TASK INPUTS Block Start

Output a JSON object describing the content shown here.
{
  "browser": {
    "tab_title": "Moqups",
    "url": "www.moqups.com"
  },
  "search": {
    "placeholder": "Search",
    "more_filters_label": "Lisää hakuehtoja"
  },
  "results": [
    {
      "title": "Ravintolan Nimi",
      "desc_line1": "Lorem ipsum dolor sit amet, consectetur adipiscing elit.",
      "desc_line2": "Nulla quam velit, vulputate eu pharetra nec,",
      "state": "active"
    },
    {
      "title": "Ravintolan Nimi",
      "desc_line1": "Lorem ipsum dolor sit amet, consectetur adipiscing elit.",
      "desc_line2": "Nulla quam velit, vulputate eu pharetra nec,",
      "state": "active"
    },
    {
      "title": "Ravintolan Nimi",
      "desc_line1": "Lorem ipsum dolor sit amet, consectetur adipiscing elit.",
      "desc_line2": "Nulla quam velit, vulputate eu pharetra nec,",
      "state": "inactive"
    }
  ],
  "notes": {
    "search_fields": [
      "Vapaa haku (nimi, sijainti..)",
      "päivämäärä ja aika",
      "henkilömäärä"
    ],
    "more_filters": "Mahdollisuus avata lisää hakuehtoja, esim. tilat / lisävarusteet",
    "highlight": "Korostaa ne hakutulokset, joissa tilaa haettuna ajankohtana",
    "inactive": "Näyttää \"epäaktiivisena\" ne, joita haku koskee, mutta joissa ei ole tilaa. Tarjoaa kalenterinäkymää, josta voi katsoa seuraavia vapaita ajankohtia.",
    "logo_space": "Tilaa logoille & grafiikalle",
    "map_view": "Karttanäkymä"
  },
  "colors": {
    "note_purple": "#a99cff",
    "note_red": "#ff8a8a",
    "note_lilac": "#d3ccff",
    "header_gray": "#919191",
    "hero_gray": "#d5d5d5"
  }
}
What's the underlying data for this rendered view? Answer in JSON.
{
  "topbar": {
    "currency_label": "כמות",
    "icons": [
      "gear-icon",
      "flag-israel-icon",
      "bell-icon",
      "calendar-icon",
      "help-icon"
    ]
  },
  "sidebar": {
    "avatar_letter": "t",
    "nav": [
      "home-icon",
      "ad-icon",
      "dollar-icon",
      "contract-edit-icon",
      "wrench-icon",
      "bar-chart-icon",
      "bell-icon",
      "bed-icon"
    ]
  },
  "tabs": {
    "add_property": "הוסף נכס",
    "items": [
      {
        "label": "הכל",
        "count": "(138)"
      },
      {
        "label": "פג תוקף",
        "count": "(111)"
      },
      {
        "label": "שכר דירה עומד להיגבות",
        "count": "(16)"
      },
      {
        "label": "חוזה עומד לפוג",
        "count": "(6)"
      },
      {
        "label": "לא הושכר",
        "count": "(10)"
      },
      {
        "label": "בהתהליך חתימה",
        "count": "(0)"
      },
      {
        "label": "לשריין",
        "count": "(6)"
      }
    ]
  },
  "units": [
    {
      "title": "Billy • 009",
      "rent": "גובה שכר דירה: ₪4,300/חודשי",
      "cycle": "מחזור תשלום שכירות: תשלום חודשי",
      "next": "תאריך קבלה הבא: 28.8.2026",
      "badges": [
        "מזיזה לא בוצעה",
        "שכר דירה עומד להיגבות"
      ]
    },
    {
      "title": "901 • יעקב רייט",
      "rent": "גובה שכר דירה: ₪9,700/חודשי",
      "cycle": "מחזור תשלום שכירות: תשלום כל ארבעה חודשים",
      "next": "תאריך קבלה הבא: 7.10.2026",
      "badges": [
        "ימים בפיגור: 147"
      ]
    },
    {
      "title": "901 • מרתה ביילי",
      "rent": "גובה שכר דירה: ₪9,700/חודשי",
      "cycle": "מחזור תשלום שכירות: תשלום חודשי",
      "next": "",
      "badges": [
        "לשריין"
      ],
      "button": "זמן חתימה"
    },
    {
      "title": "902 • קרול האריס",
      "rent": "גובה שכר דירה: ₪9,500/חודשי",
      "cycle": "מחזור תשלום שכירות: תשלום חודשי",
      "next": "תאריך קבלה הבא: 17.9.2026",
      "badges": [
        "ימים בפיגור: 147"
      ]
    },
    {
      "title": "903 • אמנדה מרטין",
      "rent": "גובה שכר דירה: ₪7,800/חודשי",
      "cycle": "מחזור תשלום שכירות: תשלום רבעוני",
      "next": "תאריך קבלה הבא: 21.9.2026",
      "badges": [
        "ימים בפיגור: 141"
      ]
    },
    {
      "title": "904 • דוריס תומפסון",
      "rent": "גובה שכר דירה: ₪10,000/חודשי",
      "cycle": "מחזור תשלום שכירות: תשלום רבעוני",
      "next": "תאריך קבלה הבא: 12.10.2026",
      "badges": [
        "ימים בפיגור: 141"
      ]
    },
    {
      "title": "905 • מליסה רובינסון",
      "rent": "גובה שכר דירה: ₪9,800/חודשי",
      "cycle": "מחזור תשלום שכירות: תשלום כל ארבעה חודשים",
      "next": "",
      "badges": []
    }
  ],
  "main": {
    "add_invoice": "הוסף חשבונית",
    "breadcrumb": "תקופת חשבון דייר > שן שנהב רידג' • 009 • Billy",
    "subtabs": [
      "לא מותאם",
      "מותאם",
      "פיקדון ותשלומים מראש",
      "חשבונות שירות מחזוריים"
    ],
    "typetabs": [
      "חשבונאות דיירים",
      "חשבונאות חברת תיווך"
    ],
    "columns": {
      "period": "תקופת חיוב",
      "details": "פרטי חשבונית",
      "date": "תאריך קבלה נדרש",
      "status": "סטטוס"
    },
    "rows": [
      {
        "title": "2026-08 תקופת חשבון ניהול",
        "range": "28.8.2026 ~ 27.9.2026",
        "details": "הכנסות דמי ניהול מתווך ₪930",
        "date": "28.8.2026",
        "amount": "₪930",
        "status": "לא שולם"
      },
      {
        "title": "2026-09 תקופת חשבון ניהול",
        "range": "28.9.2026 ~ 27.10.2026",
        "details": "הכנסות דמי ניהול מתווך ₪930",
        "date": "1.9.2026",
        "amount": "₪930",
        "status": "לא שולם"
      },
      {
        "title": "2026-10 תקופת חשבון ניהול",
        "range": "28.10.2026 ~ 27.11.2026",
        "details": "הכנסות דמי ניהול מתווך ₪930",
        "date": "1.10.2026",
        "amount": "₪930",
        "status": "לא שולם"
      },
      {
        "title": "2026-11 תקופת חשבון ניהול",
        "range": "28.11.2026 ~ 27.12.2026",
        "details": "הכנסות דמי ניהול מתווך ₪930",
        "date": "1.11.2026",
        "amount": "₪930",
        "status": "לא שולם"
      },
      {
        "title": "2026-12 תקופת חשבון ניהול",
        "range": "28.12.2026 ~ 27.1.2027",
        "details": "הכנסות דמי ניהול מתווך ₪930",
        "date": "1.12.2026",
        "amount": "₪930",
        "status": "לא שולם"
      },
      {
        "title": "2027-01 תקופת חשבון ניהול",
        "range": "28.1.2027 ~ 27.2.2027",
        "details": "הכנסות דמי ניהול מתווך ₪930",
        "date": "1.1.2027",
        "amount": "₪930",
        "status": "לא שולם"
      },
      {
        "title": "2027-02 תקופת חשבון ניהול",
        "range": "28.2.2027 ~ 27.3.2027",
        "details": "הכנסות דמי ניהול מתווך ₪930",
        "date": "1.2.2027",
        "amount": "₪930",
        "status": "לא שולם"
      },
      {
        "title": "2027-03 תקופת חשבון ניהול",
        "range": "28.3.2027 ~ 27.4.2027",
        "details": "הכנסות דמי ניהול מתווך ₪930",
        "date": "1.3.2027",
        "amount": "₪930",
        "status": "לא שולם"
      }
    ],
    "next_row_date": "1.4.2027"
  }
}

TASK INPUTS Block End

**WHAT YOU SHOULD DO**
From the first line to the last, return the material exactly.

**YOUR SOLUTION**
Output a JSON object describing the content shown here.
{
  "browser": {
    "tab_title": "Moqups",
    "url": "www.moqups.com"
  },
  "search": {
    "placeholder": "Search",
    "more_filters_label": "Lisää hakuehtoja"
  },
  "results": [
    {
      "title": "Ravintolan Nimi",
      "desc_line1": "Lorem ipsum dolor sit amet, consectetur adipiscing elit.",
      "desc_line2": "Nulla quam velit, vulputate eu pharetra nec,",
      "state": "active"
    },
    {
      "title": "Ravintolan Nimi",
      "desc_line1": "Lorem ipsum dolor sit amet, consectetur adipiscing elit.",
      "desc_line2": "Nulla quam velit, vulputate eu pharetra nec,",
      "state": "active"
    },
    {
      "title": "Ravintolan Nimi",
      "desc_line1": "Lorem ipsum dolor sit amet, consectetur adipiscing elit.",
      "desc_line2": "Nulla quam velit, vulputate eu pharetra nec,",
      "state": "inactive"
    }
  ],
  "notes": {
    "search_fields": [
      "Vapaa haku (nimi, sijainti..)",
      "päivämäärä ja aika",
      "henkilömäärä"
    ],
    "more_filters": "Mahdollisuus avata lisää hakuehtoja, esim. tilat / lisävarusteet",
    "highlight": "Korostaa ne hakutulokset, joissa tilaa haettuna ajankohtana",
    "inactive": "Näyttää \"epäaktiivisena\" ne, joita haku koskee, mutta joissa ei ole tilaa. Tarjoaa kalenterinäkymää, josta voi katsoa seuraavia vapaita ajankohtia.",
    "logo_space": "Tilaa logoille & grafiikalle",
    "map_view": "Karttanäkymä"
  },
  "colors": {
    "note_purple": "#a99cff",
    "note_red": "#ff8a8a",
    "note_lilac": "#d3ccff",
    "header_gray": "#919191",
    "hero_gray": "#d5d5d5"
  }
}
What's the underlying data for this rendered view? Answer in JSON.
{
  "topbar": {
    "currency_label": "כמות",
    "icons": [
      "gear-icon",
      "flag-israel-icon",
      "bell-icon",
      "calendar-icon",
      "help-icon"
    ]
  },
  "sidebar": {
    "avatar_letter": "t",
    "nav": [
      "home-icon",
      "ad-icon",
      "dollar-icon",
      "contract-edit-icon",
      "wrench-icon",
      "bar-chart-icon",
      "bell-icon",
      "bed-icon"
    ]
  },
  "tabs": {
    "add_property": "הוסף נכס",
    "items": [
      {
        "label": "הכל",
        "count": "(138)"
      },
      {
        "label": "פג תוקף",
        "count": "(111)"
      },
      {
        "label": "שכר דירה עומד להיגבות",
        "count": "(16)"
      },
      {
        "label": "חוזה עומד לפוג",
        "count": "(6)"
      },
      {
        "label": "לא הושכר",
        "count": "(10)"
      },
      {
        "label": "בהתהליך חתימה",
        "count": "(0)"
      },
      {
        "label": "לשריין",
        "count": "(6)"
      }
    ]
  },
  "units": [
    {
      "title": "Billy • 009",
      "rent": "גובה שכר דירה: ₪4,300/חודשי",
      "cycle": "מחזור תשלום שכירות: תשלום חודשי",
      "next": "תאריך קבלה הבא: 28.8.2026",
      "badges": [
        "מזיזה לא בוצעה",
        "שכר דירה עומד להיגבות"
      ]
    },
    {
      "title": "901 • יעקב רייט",
      "rent": "גובה שכר דירה: ₪9,700/חודשי",
      "cycle": "מחזור תשלום שכירות: תשלום כל ארבעה חודשים",
      "next": "תאריך קבלה הבא: 7.10.2026",
      "badges": [
        "ימים בפיגור: 147"
      ]
    },
    {
      "title": "901 • מרתה ביילי",
      "rent": "גובה שכר דירה: ₪9,700/חודשי",
      "cycle": "מחזור תשלום שכירות: תשלום חודשי",
      "next": "",
      "badges": [
        "לשריין"
      ],
      "button": "זמן חתימה"
    },
    {
      "title": "902 • קרול האריס",
      "rent": "גובה שכר דירה: ₪9,500/חודשי",
      "cycle": "מחזור תשלום שכירות: תשלום חודשי",
      "next": "תאריך קבלה הבא: 17.9.2026",
      "badges": [
        "ימים בפיגור: 147"
      ]
    },
    {
      "title": "903 • אמנדה מרטין",
      "rent": "גובה שכר דירה: ₪7,800/חודשי",
      "cycle": "מחזור תשלום שכירות: תשלום רבעוני",
      "next": "תאריך קבלה הבא: 21.9.2026",
      "badges": [
        "ימים בפיגור: 141"
      ]
    },
    {
      "title": "904 • דוריס תומפסון",
      "rent": "גובה שכר דירה: ₪10,000/חודשי",
      "cycle": "מחזור תשלום שכירות: תשלום רבעוני",
      "next": "תאריך קבלה הבא: 12.10.2026",
      "badges": [
        "ימים בפיגור: 141"
      ]
    },
    {
      "title": "905 • מליסה רובינסון",
      "rent": "גובה שכר דירה: ₪9,800/חודשי",
      "cycle": "מחזור תשלום שכירות: תשלום כל ארבעה חודשים",
      "next": "",
      "badges": []
    }
  ],
  "main": {
    "add_invoice": "הוסף חשבונית",
    "breadcrumb": "תקופת חשבון דייר > שן שנהב רידג' • 009 • Billy",
    "subtabs": [
      "לא מותאם",
      "מותאם",
      "פיקדון ותשלומים מראש",
      "חשבונות שירות מחזוריים"
    ],
    "typetabs": [
      "חשבונאות דיירים",
      "חשבונאות חברת תיווך"
    ],
    "columns": {
      "period": "תקופת חיוב",
      "details": "פרטי חשבונית",
      "date": "תאריך קבלה נדרש",
      "status": "סטטוס"
    },
    "rows": [
      {
        "title": "2026-08 תקופת חשבון ניהול",
        "range": "28.8.2026 ~ 27.9.2026",
        "details": "הכנסות דמי ניהול מתווך ₪930",
        "date": "28.8.2026",
        "amount": "₪930",
        "status": "לא שולם"
      },
      {
        "title": "2026-09 תקופת חשבון ניהול",
        "range": "28.9.2026 ~ 27.10.2026",
        "details": "הכנסות דמי ניהול מתווך ₪930",
        "date": "1.9.2026",
        "amount": "₪930",
        "status": "לא שולם"
      },
      {
        "title": "2026-10 תקופת חשבון ניהול",
        "range": "28.10.2026 ~ 27.11.2026",
        "details": "הכנסות דמי ניהול מתווך ₪930",
        "date": "1.10.2026",
        "amount": "₪930",
        "status": "לא שולם"
      },
      {
        "title": "2026-11 תקופת חשבון ניהול",
        "range": "28.11.2026 ~ 27.12.2026",
        "details": "הכנסות דמי ניהול מתווך ₪930",
        "date": "1.11.2026",
        "amount": "₪930",
        "status": "לא שולם"
      },
      {
        "title": "2026-12 תקופת חשבון ניהול",
        "range": "28.12.2026 ~ 27.1.2027",
        "details": "הכנסות דמי ניהול מתווך ₪930",
        "date": "1.12.2026",
        "amount": "₪930",
        "status": "לא שולם"
      },
      {
        "title": "2027-01 תקופת חשבון ניהול",
        "range": "28.1.2027 ~ 27.2.2027",
        "details": "הכנסות דמי ניהול מתווך ₪930",
        "date": "1.1.2027",
        "amount": "₪930",
        "status": "לא שולם"
      },
      {
        "title": "2027-02 תקופת חשבון ניהול",
        "range": "28.2.2027 ~ 27.3.2027",
        "details": "הכנסות דמי ניהול מתווך ₪930",
        "date": "1.2.2027",
        "amount": "₪930",
        "status": "לא שולם"
      },
      {
        "title": "2027-03 תקופת חשבון ניהול",
        "range": "28.3.2027 ~ 27.4.2027",
        "details": "הכנסות דמי ניהול מתווך ₪930",
        "date": "1.3.2027",
        "amount": "₪930",
        "status": "לא שולם"
      }
    ],
    "next_row_date": "1.4.2027"
  }
}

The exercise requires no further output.